Keep in mind that, in order for it to be even remotely effective, micromanagement should be a short-term solution.
Here’s how to prevent micromanagement in your project
Ideally, you don’t want to be micromanaging your team. At the same time, as a project manager, you want to make sure that tasks get done, and the project is headed in the right direction. In our opinion, you can achieve both goals when you pay attention to two key elements of happy and productive project teams: project transparency and employee visibility.
Transparency can eliminate your need to control your team members. How? When you encourage open communication and make sure people understand their tasks, you don’t have to monitor them that closely. If any issues arise, they will let you know about them, and you can solve them together.
It may be the case, however, that your employees don’t even see that some corrective actions need to be taken. For instance, they may be working on their tasks, not realizing that the actual time they spend on these assignments is getting more and more different from their estimates. It’s something that’s difficult to spot in your day-to-day work, but can be easily recognized when you look at the big picture. This is why it’s advantageous to have visibility into your team’s workload, timesheets, and availability. How to achieve that without demanding frequent status reports? One answer would be to introduce a resource management tool in your organization. Your employees can use it to track their time and check the projects they’re assigned to, and you, as a manager, can monitor your team’s performance without putting too much pressure on your team members.

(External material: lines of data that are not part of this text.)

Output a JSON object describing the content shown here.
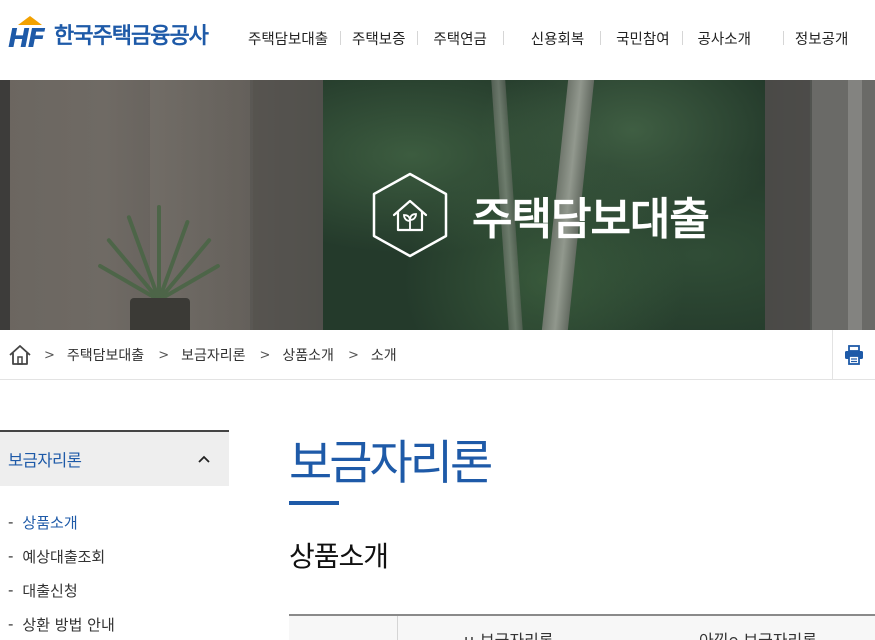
{
  "header": {
    "logo_text": "한국주택금융공사",
    "nav": [
      "주택담보대출",
      "주택보증",
      "주택연금",
      "신용회복",
      "국민참여",
      "공사소개",
      "정보공개"
    ]
  },
  "hero": {
    "title": "주택담보대출"
  },
  "breadcrumb": {
    "items": [
      "주택담보대출",
      "보금자리론",
      "상품소개",
      "소개"
    ]
  },
  "sidebar": {
    "heading": "보금자리론",
    "items": [
      {
        "label": "상품소개",
        "active": true
      },
      {
        "label": "예상대출조회",
        "active": false
      },
      {
        "label": "대출신청",
        "active": false
      },
      {
        "label": "상환 방법 안내",
        "active": false
      }
    ]
  },
  "main": {
    "title": "보금자리론",
    "subtitle": "상품소개",
    "table_headers": [
      "u-보금자리론",
      "아낌e 보금자리론"
    ]
  },
  "colors": {
    "brand_blue": "#1e5aa8",
    "logo_orange": "#f2a100"
  }
}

Take a look at this image:
It’s a screenshot from Teamdeck, a resource management app we develop. It shows a fragment of a resource calendar, a place where you can see every teammate’s bookings (assigned projects), timesheets (time tracked working on a project), daily availability, and vacations. Analyzing this picture from the top, we can see that Holly Conroy should be spending 5 hours/day on her tasks in a Game Development project. The second row shows us her timesheet: Holly has been putting in 9 hours every day. Either the estimates were not accurate, or she has other issues with the assignments she’s working on.
Take a look at the third row, the one with grey blocks. They represent a particular person’s daily availability—as you can see, Holly is never supposed to be available for more than 7 hours, so she’s been doing some overtime. We can tell that also by the red, alerting bars in the last row. What’s more, we can see that Holly is going on vacation next week: we don’t want her to be sacrificing her free time, and we don’t want the project schedule to be derailed. Clearly, it’s a good time to talk with Holly and get to the bottom of this problem.
What’s important, we were able to gather all these insights without having to scrutinize Holly’s work daily or wait for her to complain about the workload. When you have such high-level visibility into your team’s work, you can be proactive and act before problems escalate. At the same time, you’re not restraining your employees with too much control.
If you want to introduce that level of visibility into your team, you can try Teamdeck out for free.